*** Opening PROVIDED MATERIAL ***

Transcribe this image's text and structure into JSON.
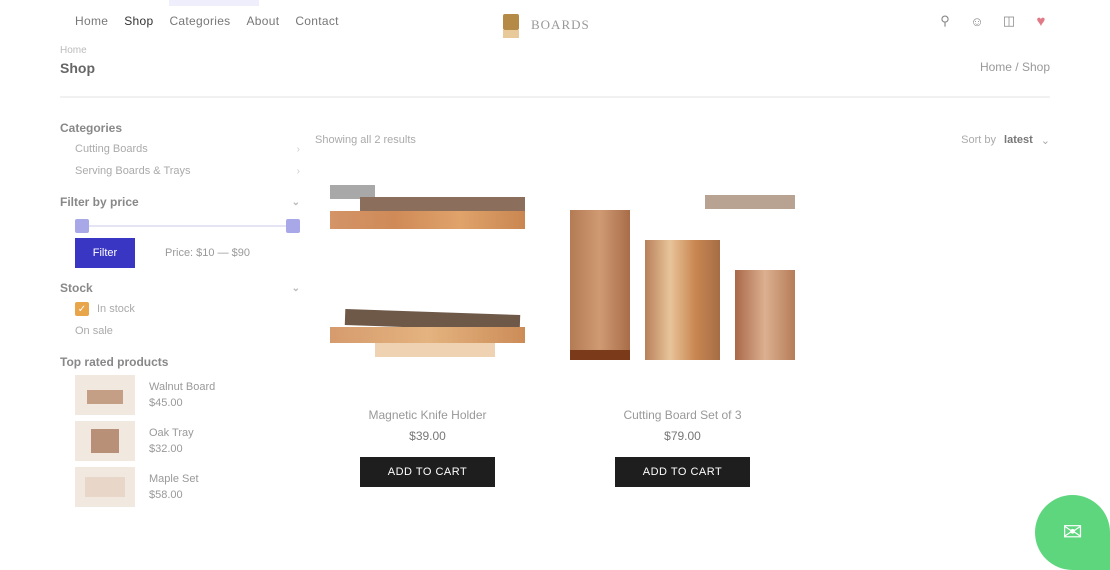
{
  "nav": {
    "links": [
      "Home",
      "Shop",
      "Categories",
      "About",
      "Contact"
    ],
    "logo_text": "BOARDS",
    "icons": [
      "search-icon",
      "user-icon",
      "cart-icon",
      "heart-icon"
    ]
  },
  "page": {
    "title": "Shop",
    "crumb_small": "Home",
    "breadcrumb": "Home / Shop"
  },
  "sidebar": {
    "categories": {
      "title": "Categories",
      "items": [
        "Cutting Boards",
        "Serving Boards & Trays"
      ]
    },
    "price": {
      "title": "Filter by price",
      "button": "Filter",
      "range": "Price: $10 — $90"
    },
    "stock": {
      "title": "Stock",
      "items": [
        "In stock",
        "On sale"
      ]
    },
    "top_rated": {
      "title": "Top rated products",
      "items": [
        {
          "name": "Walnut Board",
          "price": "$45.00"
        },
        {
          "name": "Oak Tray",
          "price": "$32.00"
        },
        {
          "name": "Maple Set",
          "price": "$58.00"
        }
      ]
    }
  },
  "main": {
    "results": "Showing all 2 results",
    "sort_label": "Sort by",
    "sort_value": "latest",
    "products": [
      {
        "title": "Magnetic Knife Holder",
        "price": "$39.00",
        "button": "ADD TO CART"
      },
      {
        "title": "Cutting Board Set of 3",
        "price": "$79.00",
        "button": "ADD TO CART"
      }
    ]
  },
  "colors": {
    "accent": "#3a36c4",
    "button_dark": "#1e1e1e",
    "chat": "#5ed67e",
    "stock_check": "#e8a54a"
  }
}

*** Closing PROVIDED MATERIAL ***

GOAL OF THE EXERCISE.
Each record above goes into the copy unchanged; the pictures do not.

OUTPUT FOR THIS EXERCISE.
Transcribe this image's text and structure into JSON.
{
  "nav": {
    "links": [
      "Home",
      "Shop",
      "Categories",
      "About",
      "Contact"
    ],
    "logo_text": "BOARDS",
    "icons": [
      "search-icon",
      "user-icon",
      "cart-icon",
      "heart-icon"
    ]
  },
  "page": {
    "title": "Shop",
    "crumb_small": "Home",
    "breadcrumb": "Home / Shop"
  },
  "sidebar": {
    "categories": {
      "title": "Categories",
      "items": [
        "Cutting Boards",
        "Serving Boards & Trays"
      ]
    },
    "price": {
      "title": "Filter by price",
      "button": "Filter",
      "range": "Price: $10 — $90"
    },
    "stock": {
      "title": "Stock",
      "items": [
        "In stock",
        "On sale"
      ]
    },
    "top_rated": {
      "title": "Top rated products",
      "items": [
        {
          "name": "Walnut Board",
          "price": "$45.00"
        },
        {
          "name": "Oak Tray",
          "price": "$32.00"
        },
        {
          "name": "Maple Set",
          "price": "$58.00"
        }
      ]
    }
  },
  "main": {
    "results": "Showing all 2 results",
    "sort_label": "Sort by",
    "sort_value": "latest",
    "products": [
      {
        "title": "Magnetic Knife Holder",
        "price": "$39.00",
        "button": "ADD TO CART"
      },
      {
        "title": "Cutting Board Set of 3",
        "price": "$79.00",
        "button": "ADD TO CART"
      }
    ]
  },
  "colors": {
    "accent": "#3a36c4",
    "button_dark": "#1e1e1e",
    "chat": "#5ed67e",
    "stock_check": "#e8a54a"
  }
}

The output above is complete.